His social reform perhaps overshadows what a good player he was. Robinson was Bo Jackson before Bo Jackson. He brought speed and power to baseball like it had never seen. He was a six-time All-Star and still ranks fourth in franchise history in on-base percentage.

Now, every MLB franchise has retired No. 42.

39 Roy Campanella

Retired: June 4, 1972

‘Campy’ spent 10 years in Brooklyn and was a three-time Most Valuable Player and an eight-time MLB All-Star. He doesn’t get the same credit as Robinson for helping to integrate baseball, because there was still a stigma about a black man playing catcher (like the bias against a black quarterback). Campy was paralyzed in a tragic car accident in 1958 and went on to inspire a generation of disabled athletes.

32 Sandy Koufax

Retired: June 4, 1972

A shooting star. The greatest left-hander pitcher of all-time. Koufax spent 12 years with the Dodgers winning 165 games and throwing four no-hitters. He won three pitcher Triple Crowns, meaning having the most wins, lowest ERA and most shutouts in the NL in a single year.

For five years in the mid-60s, every Koufax start was must-see/must-listen. He retired early due to arthritis in his arm.

24 Walter Alston

Retired: June 5, 1977

He was the Dodgers manager for a record 23 years, a feat that may not be matched in the modern era. He guided the Dodgers to three World Series titles and five NL pennants. His 2,040 wins ranks ninth all-time in MLB history.

19 Jim Gilliam

Retired: Oct. 10, 1978

Gilliam was third base coach for the Dodgers in 1978, who suffered a brain hemorrhage in September of that year and died the day after the Dodgers clinched the NL pennant. Quickly, the franchise retired the No. 19.

Gilliam deserve the honor. As a player, he spent 14 years with the Dodgers, winning four World Series and ranks eighth in franchise history in hits.

4 Duke Snider

Retired: July 6, 1980

“The Duke of Flatbush.” He inspired an argument that will last forever in New York City, who’s the better center fielder? Willie Mays (with the NY Giants) Mickey Mantle (Yankees) or Snider (Brooklyn). 

Snider still leads the franchise in RBI and homers and is second in total bases and doubles. He is the premier power hitter of his era with the Dodgers. Let the debate rage on.

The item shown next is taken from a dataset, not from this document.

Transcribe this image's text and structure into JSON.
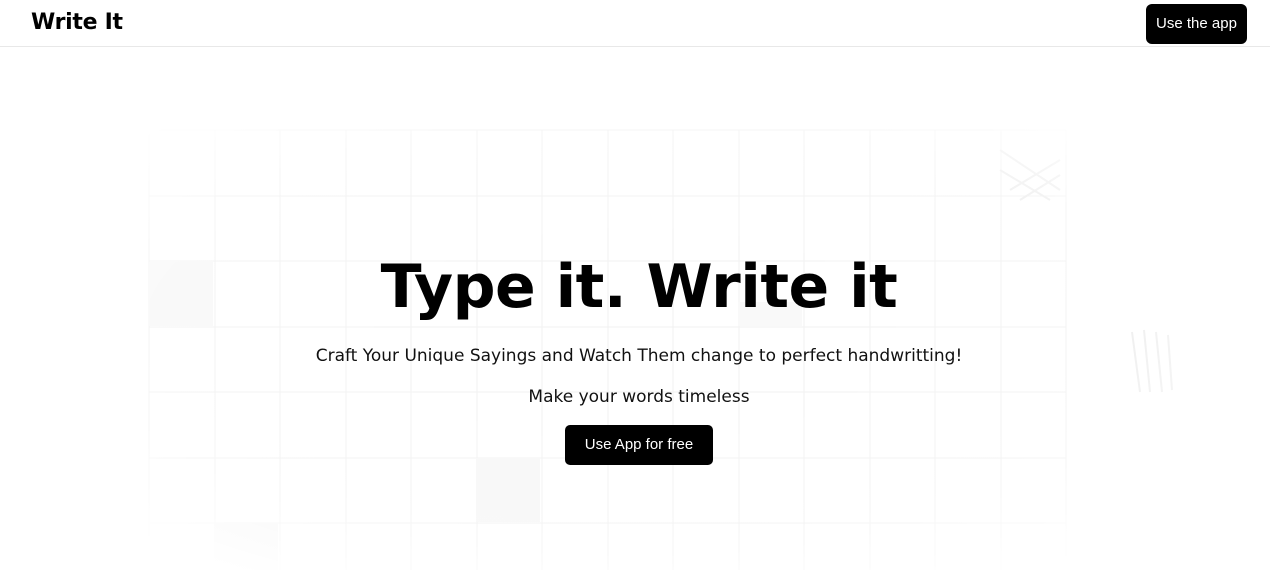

1 Pee Wee Reese

Retired: July 1, 1984

Harold “Pee Wee” Reese was Derek Jeter before Derek Jeter.

Reese was the Dodgers captain, always in step, always team-first. He played 16 years with the Dodgers, missing three years to work for Uncle Sam in World War II. He was a winner on the field, helping the Dodgers to seven pennants. Reese still is tops in Dodger history in runs scored and walks and second all-time in hits. 

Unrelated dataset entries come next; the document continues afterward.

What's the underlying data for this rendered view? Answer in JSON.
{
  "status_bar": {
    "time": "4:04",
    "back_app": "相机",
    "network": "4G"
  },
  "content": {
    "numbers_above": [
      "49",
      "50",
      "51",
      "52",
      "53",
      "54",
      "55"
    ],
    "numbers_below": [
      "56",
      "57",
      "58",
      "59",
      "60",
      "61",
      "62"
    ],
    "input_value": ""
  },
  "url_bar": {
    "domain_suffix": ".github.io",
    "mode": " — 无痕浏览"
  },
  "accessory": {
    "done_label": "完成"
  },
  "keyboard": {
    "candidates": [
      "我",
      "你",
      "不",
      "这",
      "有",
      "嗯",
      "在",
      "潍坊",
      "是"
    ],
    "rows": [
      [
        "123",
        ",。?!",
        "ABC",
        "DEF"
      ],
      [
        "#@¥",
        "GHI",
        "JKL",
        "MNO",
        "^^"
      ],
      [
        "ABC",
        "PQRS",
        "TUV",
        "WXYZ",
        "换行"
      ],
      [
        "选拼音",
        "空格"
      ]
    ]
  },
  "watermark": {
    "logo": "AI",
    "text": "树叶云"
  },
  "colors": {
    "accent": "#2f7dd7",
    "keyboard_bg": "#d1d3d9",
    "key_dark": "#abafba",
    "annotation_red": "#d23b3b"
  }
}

53 Don Drysdale

Retired: July 1, 1984

The Big Man. Drysdale was the Intimidator on the mound, the partner to Sandy Koufax in the 60s giving the Dodgers the best 1-2 pitching combination of all-time.

Drysdale pitched longer than Koufax (the comparisons are inevitable) and still is second in franchise history with 209 wins and third in strikeouts (2,486). He will also go down as one of the best hitting pitchers ever with a career average of .186. He won a Cy Young and three World Series titles.

2 Tommy Lasorda

Retired: August 15, 1997

Mr. Dodger, right? He is synonymous with the franchise. He spent 47 years playing or coaching with the Dodgers. Lasorda took over the team from Alston and coached for the next 21 years, winning four pennants and two World Series titles.

He’s famous/infamous for being the pitcher discarded by the Dodgers in order to keep Koufax on the roster. Lasorda pitched in 26 games in his MLB career.

20 Don Sutton

Retired: August 14, 1998

With all their pitching gems over the years, it’s Sutton who leads the franchise in wins (233) and is second in strikeouts.

He spent 16 years in Dodger Blue and threw 156 complete games – now there’s a record that won’t be topped. His 233 career wins ranks 14th all time in MLB history.

14 Gil Hodges

Retired: June 4, 2022

In 16 years with the Dodgers, the fiery Hodges batted .274 and won a pair of World Series crowns. He was an eight-time All-Star and ranks second in Dodger history in RBI and fourth in games played. He managed the New York Mets to the 1969 World Series title.